The sleep charts aren’t as refined as Jawbone’s since they only show sleep, restlessness and wake. In comparison, Jawbone shows estimates of deep sleep, light sleep and REM. Still, that doesn’t mean it’s a completely accurate picture of your night since fitness trackers are only monitoring movement and can’t always tell what various movements mean.
Fitbit Alta: Notifications
The notifications aren’t as robust as other devices. You get three basic call, text and calendar notifications displayed on the Alta’s screen accompanied by a short buzz.
Longer texts get cut off and you’ll have to pull out your phone to read the whole message though. Unfortunately, you don’t get third-party app alerts.
Reminders to move also pop up every hour with 250 step mini goals. Throughout the day, the numbers change to reflect how many steps you’ve taken. If you don’t want to be constantly bothered, you can customize the reminders to start and end at specific times, and even days.
This is actually an entertaining, whimsical aspect of Alta that I didn’t expect.
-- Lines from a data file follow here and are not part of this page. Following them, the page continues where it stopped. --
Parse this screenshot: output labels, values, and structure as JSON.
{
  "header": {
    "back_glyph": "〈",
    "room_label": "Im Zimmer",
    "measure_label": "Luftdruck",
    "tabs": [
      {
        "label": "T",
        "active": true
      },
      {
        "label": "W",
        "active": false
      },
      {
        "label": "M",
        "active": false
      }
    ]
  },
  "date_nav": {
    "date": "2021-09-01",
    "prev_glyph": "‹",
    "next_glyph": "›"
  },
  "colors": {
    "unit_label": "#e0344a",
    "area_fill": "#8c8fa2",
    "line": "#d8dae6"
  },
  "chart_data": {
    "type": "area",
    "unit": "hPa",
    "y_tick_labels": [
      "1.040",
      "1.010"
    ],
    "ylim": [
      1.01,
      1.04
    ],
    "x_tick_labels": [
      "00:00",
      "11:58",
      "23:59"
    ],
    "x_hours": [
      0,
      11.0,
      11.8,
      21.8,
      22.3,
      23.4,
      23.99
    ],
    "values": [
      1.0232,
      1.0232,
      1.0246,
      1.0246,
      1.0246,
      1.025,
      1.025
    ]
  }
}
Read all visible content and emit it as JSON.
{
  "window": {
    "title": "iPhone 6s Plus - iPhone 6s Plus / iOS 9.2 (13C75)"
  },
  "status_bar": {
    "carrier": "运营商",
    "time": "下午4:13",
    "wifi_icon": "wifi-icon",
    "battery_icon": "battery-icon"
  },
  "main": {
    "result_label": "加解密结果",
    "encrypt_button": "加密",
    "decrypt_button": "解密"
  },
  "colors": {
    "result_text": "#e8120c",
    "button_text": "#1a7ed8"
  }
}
I’m used to my Apple Watch yelling at me to stand, but Fitbit took a different approach. When the time comes, the Alta will vibrate once quickly then show a little character with a different message like “Feed me steps!” or “Still 145 more to go!” It’s a small thing but appreciated nonetheless, and actually motivates me to take a break to walk around.
After completing your goal, the Alta freaks out in congratulatory bursts of buzzing and on-screen ‘fireworks’.
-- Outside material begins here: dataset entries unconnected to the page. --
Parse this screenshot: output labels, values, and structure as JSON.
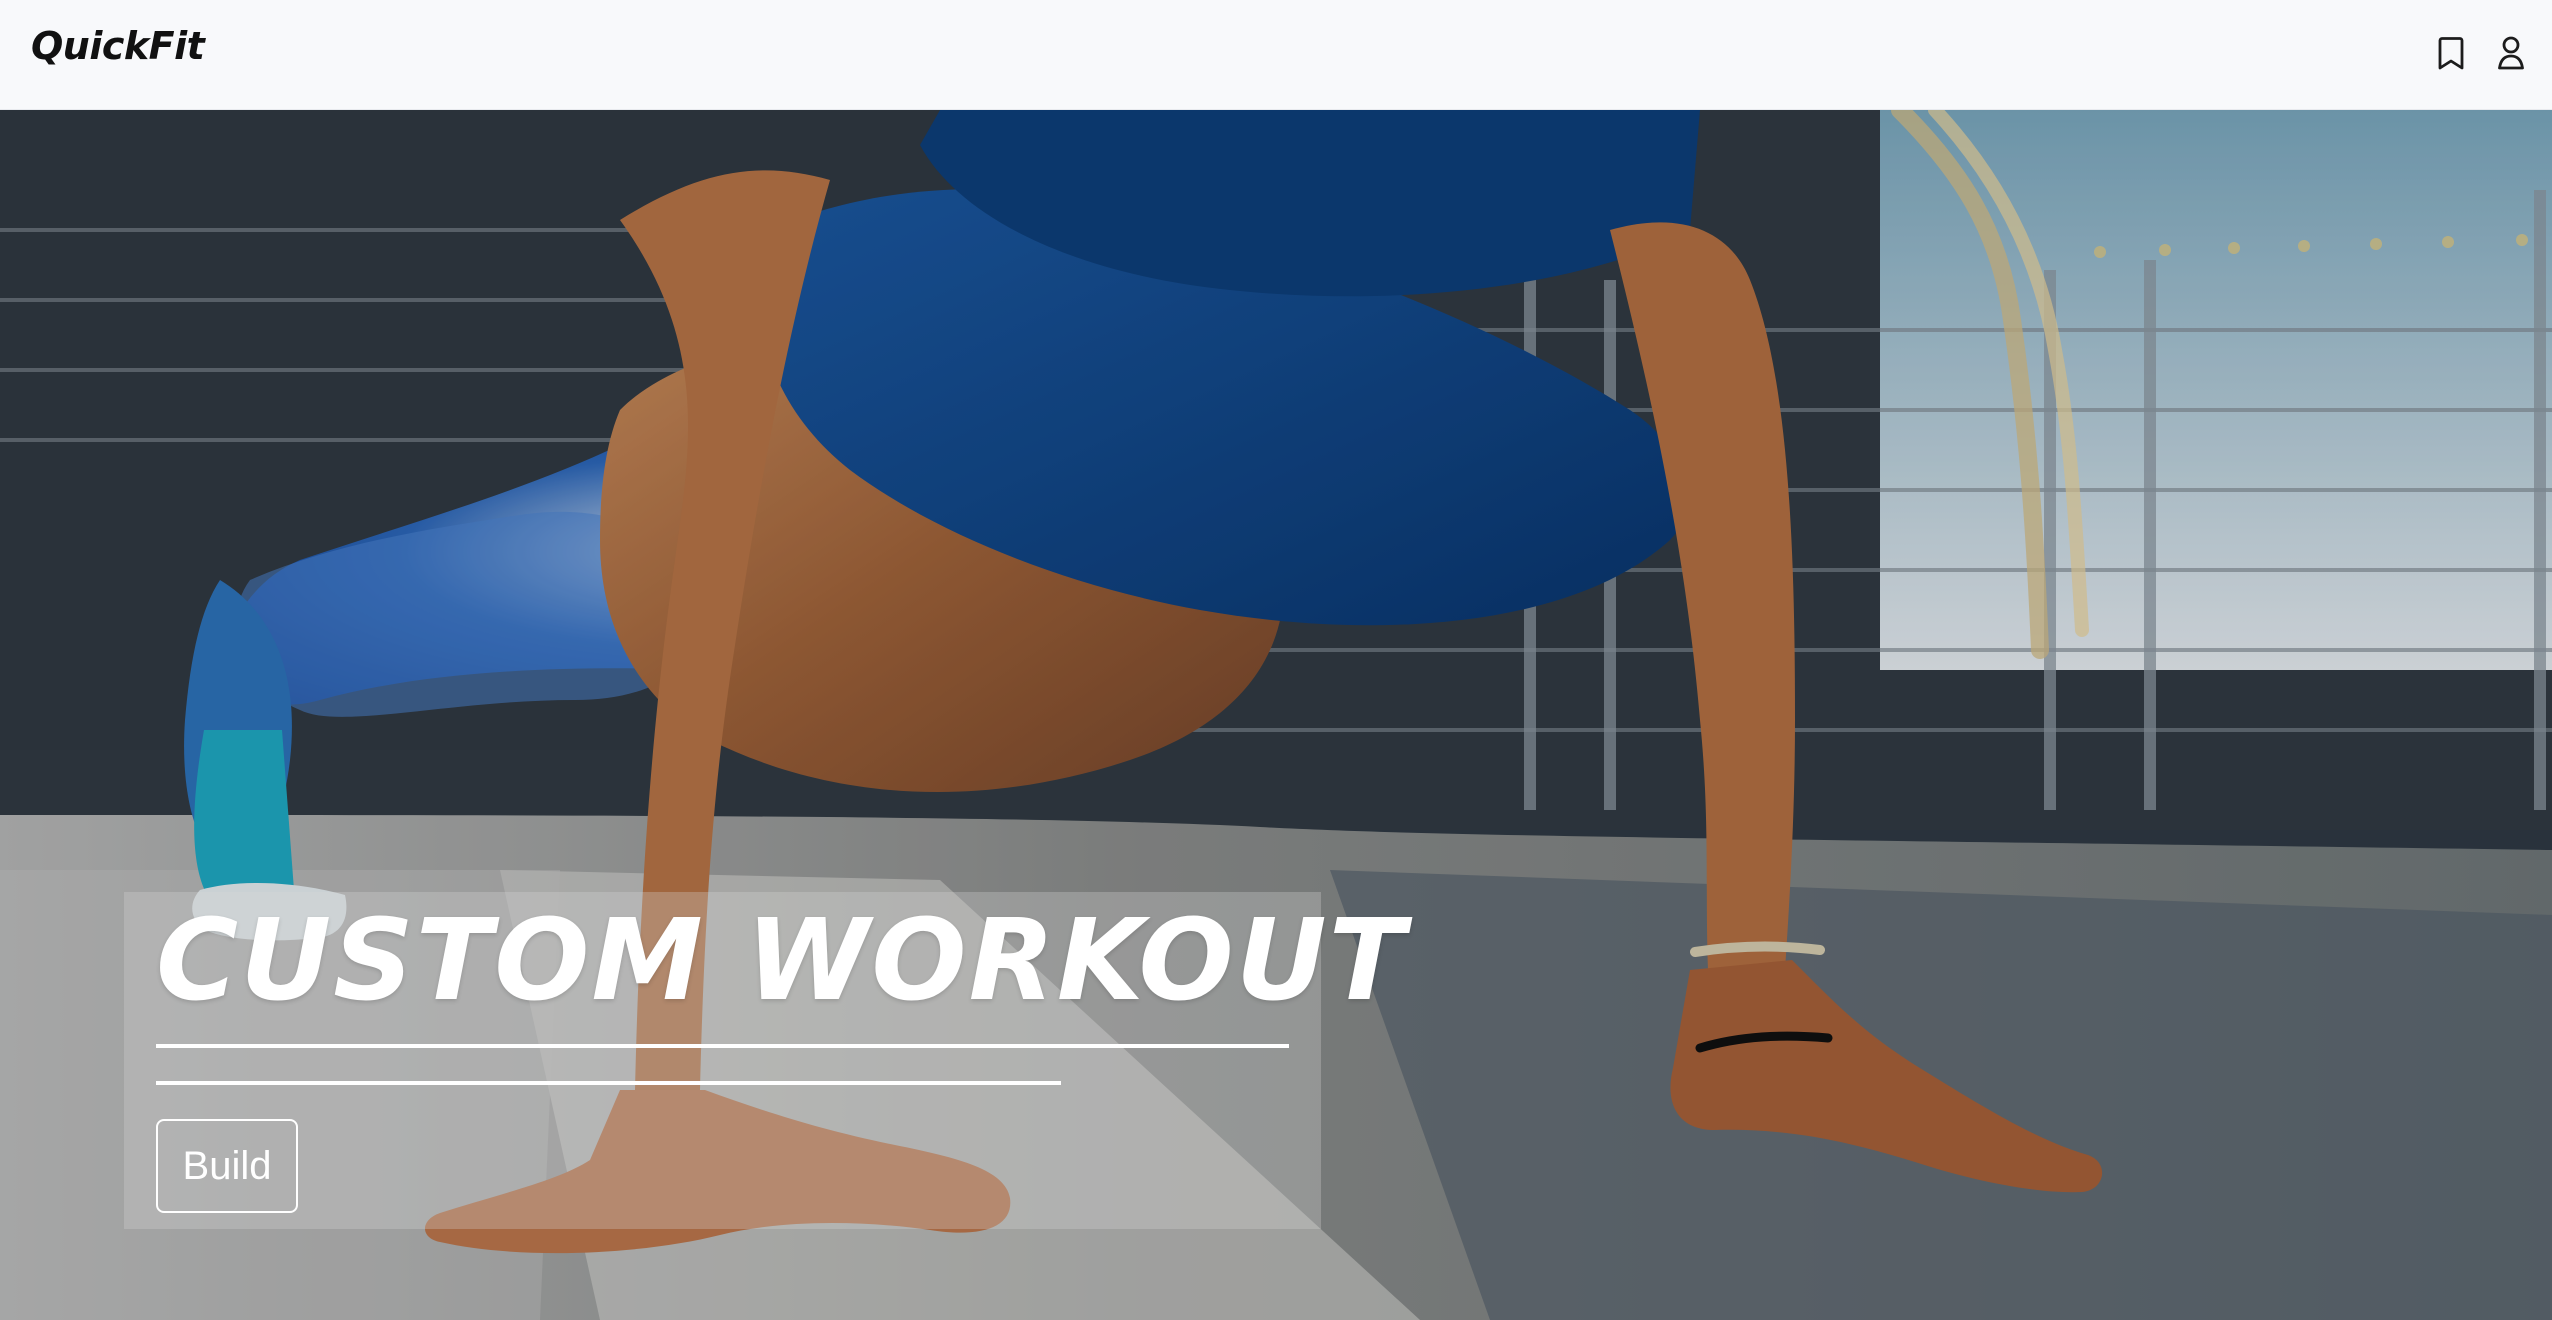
{
  "brand": {
    "name": "QuickFit"
  },
  "header": {
    "icons": [
      "bookmark-icon",
      "user-icon"
    ]
  },
  "hero": {
    "title": "CUSTOM WORKOUT",
    "cta_label": "Build"
  },
  "colors": {
    "header_background": "#f8f9fb",
    "hero_text": "#ffffff",
    "panel_overlay": "rgba(214, 214, 214, 0.30)"
  }
}
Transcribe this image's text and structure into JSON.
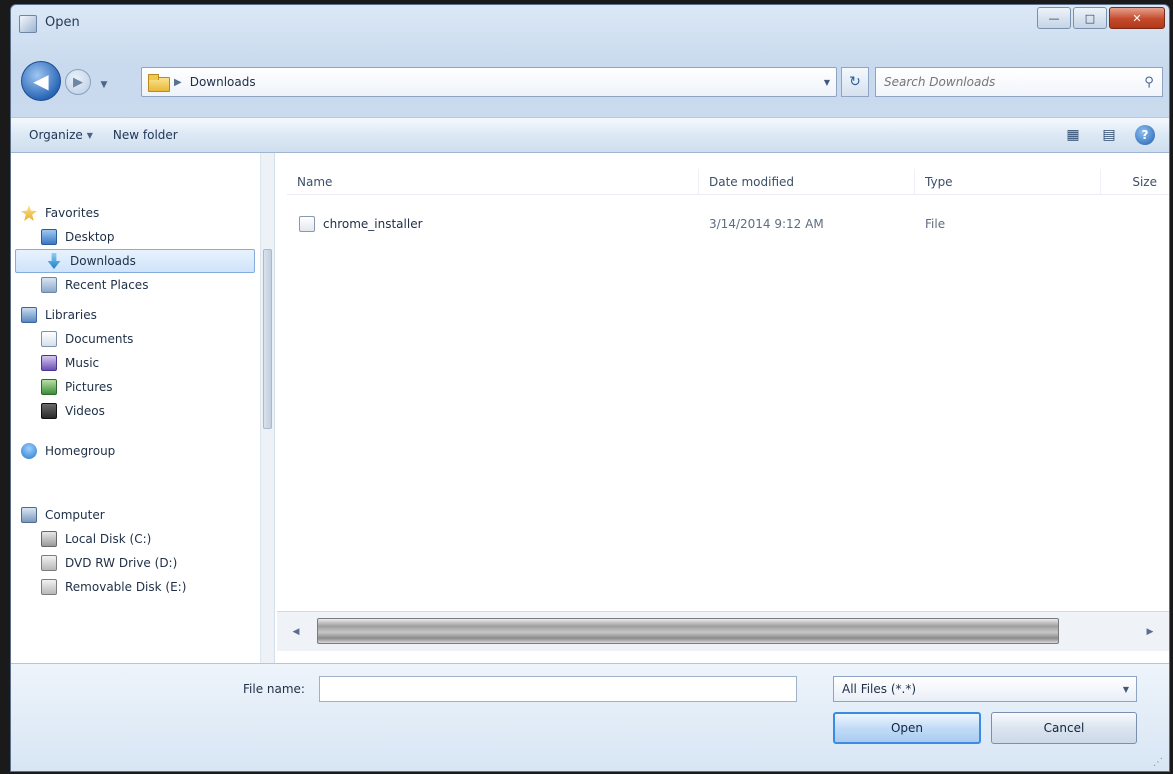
{
  "window": {
    "title": "Open",
    "minimize_glyph": "—",
    "maximize_glyph": "□",
    "close_glyph": "✕"
  },
  "nav": {
    "back_glyph": "◀",
    "forward_glyph": "▶",
    "history_glyph": "▼",
    "address_path": "Downloads",
    "address_separator": "▶",
    "refresh_glyph": "↻",
    "search_placeholder": "Search Downloads",
    "search_icon": "search-icon"
  },
  "toolbar": {
    "organize_label": "Organize",
    "newfolder_label": "New folder",
    "views_glyph": "▦",
    "preview_glyph": "▤",
    "help_glyph": "?"
  },
  "sidebar": {
    "favorites": {
      "label": "Favorites",
      "items": [
        {
          "label": "Desktop"
        },
        {
          "label": "Downloads"
        },
        {
          "label": "Recent Places"
        }
      ]
    },
    "libraries": {
      "label": "Libraries",
      "items": [
        {
          "label": "Documents"
        },
        {
          "label": "Music"
        },
        {
          "label": "Pictures"
        },
        {
          "label": "Videos"
        }
      ]
    },
    "homegroup": {
      "label": "Homegroup"
    },
    "computer": {
      "label": "Computer",
      "items": [
        {
          "label": "Local Disk (C:)"
        },
        {
          "label": "DVD RW Drive (D:)"
        },
        {
          "label": "Removable Disk (E:)"
        }
      ]
    }
  },
  "files": {
    "columns": {
      "name": "Name",
      "date": "Date modified",
      "type": "Type",
      "size": "Size"
    },
    "rows": [
      {
        "name": "chrome_installer",
        "date": "3/14/2014 9:12 AM",
        "type": "File",
        "size": ""
      }
    ]
  },
  "footer": {
    "filename_label": "File name:",
    "filename_value": "",
    "filetype_value": "All Files (*.*)",
    "open_label": "Open",
    "cancel_label": "Cancel"
  }
}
Alta will show an image of a dead battery when it’s running low on juice, which isn’t the most helpful notification considering it tells you as it’s dying. It makes more sense to let you know in percentages over time, or to even have an option to display it with the clock face. There’s a battery indicator in the app, but seeing it on the Alta would be more useful.
Fitbit Alta: The app
If you’ve used a Fitbit before, the Alta app will look familiar since it’s basically the same interface.
It’s a fine ecosystem, full of social challenges with badges to earn, all clearly laid out and easy to use. You can also log food and water, and track your weight loss with a plan as well.
Each day is presented on the main screen, and you tap a metric to get a broader look at your performance. For example, tap on the sleep score for the day and you can take a look at your sleep over time, and filter by day, week or month.
Overall, Fitbit’s app is one of its strong points. Easy to use and clear, it offers enough data without feeling overwhelming.
Initial setup however, is a crapshoot. I’ve experienced connection issues with two Fitbit devices now, including the Alta. It requires a bit of finagling for it to sync and work, sometimes requiring restarting the phone after deleting your other Fitbit devices. After that, syncing works perfectly fine.
Fitbit Alta: Battery life
Fitbit notes that the battery life of the Alta should span five days depending on usage (a week is pretty standard for screen-less fitness trackers). I was able to get a whopping eight days from the gadget after only charging it once. That includes time spent at SXSW, where I hit 13,000–15,000 steps over four days, then a few days covering GDC.
The Alta also tracked my sleep and buzzed reminders to move when I was on planes or in sessions.
During the conference madness, I was barraged with text and calendar notifications as well though I didn’t have email notifications turned on.
I did take it off for showers since it’s only splash, sweat and rain resistant but that was about it.
The proprietary charger is again, different from the other Fitbit chargers. The Alta one is a clamp that connects to the back of the module. It’s definitely more secure than other magnetic chargers.
Managing to make it a full week and a day on just one charge is quite impressive in my eyes, especially since I’m used to refueling smartwatches every couple of nights. The Alta screen is always off and it’s not exactly a battery eater but my usage of smart devices during travel usually require lots of recharge time. I’m curious to find out whether the Alta can repeat this feat and will definitely wear it during my next bout of travel.